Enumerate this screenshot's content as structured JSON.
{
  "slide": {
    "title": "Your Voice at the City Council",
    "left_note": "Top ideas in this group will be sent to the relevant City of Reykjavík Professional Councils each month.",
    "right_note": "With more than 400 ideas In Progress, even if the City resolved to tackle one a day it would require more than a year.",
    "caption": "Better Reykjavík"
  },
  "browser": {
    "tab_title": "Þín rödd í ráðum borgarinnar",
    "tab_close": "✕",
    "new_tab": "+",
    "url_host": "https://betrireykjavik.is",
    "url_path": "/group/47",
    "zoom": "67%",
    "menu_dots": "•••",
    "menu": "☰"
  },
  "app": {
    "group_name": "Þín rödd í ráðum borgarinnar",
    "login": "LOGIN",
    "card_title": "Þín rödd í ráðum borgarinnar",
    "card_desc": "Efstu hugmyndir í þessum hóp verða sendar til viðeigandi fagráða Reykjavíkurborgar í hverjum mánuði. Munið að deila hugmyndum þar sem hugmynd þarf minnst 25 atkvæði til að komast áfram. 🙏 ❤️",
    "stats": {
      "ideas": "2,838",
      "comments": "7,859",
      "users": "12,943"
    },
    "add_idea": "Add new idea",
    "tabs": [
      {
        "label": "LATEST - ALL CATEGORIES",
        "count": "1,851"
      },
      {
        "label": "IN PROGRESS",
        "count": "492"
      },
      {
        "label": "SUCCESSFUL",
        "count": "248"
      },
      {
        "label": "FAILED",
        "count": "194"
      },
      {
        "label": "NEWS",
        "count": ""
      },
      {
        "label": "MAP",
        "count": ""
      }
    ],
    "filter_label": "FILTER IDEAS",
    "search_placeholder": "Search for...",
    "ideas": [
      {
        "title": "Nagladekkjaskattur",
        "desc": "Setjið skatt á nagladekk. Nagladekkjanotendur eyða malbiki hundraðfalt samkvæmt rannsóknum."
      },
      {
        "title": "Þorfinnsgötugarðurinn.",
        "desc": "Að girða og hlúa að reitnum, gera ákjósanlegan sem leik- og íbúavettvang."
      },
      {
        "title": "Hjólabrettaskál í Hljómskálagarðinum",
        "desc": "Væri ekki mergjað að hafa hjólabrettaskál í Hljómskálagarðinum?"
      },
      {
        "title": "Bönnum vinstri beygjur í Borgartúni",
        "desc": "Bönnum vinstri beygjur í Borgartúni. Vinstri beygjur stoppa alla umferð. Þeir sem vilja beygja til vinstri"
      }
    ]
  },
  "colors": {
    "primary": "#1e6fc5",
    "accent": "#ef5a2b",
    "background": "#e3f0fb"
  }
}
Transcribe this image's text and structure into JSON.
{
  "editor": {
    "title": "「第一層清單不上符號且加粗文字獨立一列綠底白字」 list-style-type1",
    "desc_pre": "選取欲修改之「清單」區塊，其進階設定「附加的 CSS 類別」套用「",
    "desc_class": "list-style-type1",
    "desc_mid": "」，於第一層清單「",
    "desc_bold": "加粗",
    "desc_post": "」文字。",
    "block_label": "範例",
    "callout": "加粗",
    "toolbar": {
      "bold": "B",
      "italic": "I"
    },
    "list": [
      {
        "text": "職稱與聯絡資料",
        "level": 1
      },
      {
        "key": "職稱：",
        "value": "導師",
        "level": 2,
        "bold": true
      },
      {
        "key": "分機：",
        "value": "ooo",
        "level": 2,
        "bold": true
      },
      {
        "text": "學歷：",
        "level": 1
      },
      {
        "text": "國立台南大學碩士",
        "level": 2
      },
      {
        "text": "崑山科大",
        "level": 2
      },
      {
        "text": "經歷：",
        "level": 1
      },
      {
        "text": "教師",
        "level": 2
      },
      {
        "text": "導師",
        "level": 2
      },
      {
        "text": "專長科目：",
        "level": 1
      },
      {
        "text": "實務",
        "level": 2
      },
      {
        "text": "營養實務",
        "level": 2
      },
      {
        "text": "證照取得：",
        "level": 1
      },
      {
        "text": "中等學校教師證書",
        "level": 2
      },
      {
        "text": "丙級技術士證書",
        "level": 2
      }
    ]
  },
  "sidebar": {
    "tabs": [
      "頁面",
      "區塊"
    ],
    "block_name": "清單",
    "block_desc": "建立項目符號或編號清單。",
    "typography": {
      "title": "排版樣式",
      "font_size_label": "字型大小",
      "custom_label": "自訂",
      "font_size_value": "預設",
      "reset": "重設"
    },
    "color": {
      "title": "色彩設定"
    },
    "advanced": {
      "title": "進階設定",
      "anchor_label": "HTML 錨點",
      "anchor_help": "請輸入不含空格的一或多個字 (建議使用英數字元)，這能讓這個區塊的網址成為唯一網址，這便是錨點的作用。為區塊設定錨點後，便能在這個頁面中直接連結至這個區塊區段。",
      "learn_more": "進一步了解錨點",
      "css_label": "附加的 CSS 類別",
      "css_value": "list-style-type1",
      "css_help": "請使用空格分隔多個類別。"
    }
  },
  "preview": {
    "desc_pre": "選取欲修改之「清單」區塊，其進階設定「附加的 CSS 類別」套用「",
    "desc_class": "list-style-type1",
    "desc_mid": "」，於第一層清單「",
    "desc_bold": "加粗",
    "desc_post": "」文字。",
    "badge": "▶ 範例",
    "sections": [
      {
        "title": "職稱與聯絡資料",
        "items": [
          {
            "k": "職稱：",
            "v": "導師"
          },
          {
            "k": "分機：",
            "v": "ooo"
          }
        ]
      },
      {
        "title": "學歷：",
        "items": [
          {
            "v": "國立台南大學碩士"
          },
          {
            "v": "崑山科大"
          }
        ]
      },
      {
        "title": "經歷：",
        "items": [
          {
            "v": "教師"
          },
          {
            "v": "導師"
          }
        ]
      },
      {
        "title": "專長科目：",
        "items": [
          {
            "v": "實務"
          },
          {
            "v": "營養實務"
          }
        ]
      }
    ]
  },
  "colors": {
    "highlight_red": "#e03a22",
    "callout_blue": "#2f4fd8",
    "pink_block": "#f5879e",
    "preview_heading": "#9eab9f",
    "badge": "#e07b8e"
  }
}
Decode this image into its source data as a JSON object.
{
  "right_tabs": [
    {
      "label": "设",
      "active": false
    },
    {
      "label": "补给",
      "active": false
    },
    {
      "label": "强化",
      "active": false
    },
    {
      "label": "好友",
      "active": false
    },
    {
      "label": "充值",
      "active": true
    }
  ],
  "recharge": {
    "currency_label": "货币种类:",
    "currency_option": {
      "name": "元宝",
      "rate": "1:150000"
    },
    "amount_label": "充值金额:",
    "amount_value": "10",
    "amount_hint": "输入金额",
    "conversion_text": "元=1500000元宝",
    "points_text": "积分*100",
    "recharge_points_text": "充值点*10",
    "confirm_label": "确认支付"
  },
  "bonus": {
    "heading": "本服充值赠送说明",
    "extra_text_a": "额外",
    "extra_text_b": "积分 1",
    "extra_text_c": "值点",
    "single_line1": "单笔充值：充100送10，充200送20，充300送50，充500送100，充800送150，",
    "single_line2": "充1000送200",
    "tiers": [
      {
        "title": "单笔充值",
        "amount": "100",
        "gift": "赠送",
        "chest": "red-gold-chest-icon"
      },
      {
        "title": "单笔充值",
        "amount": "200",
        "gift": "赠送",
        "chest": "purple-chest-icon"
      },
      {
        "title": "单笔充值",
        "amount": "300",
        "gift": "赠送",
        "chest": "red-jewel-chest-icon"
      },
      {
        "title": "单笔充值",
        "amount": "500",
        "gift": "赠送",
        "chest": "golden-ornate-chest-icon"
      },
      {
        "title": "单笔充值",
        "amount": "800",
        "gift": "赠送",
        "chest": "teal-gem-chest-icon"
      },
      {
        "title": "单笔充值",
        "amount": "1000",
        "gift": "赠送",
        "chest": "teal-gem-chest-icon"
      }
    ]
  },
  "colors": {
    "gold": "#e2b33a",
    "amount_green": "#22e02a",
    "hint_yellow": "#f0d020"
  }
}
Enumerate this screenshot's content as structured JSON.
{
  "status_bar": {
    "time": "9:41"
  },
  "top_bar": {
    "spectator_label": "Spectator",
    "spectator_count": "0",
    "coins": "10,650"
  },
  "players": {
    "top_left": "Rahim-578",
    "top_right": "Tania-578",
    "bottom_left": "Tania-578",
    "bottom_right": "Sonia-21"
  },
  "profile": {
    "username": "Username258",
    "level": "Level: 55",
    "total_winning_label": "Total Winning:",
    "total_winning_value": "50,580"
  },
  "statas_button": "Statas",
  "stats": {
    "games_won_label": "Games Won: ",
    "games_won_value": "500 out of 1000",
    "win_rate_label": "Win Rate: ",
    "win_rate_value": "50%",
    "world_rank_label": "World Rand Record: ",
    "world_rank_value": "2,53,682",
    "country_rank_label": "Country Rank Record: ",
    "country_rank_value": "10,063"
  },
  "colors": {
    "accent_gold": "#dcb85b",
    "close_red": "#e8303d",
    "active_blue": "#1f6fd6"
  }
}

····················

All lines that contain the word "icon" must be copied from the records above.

__Your response__:
        "chest": "red-gold-chest-icon"
        "chest": "purple-chest-icon"
        "chest": "red-jewel-chest-icon"
        "chest": "golden-ornate-chest-icon"
        "chest": "teal-gem-chest-icon"
        "chest": "teal-gem-chest-icon"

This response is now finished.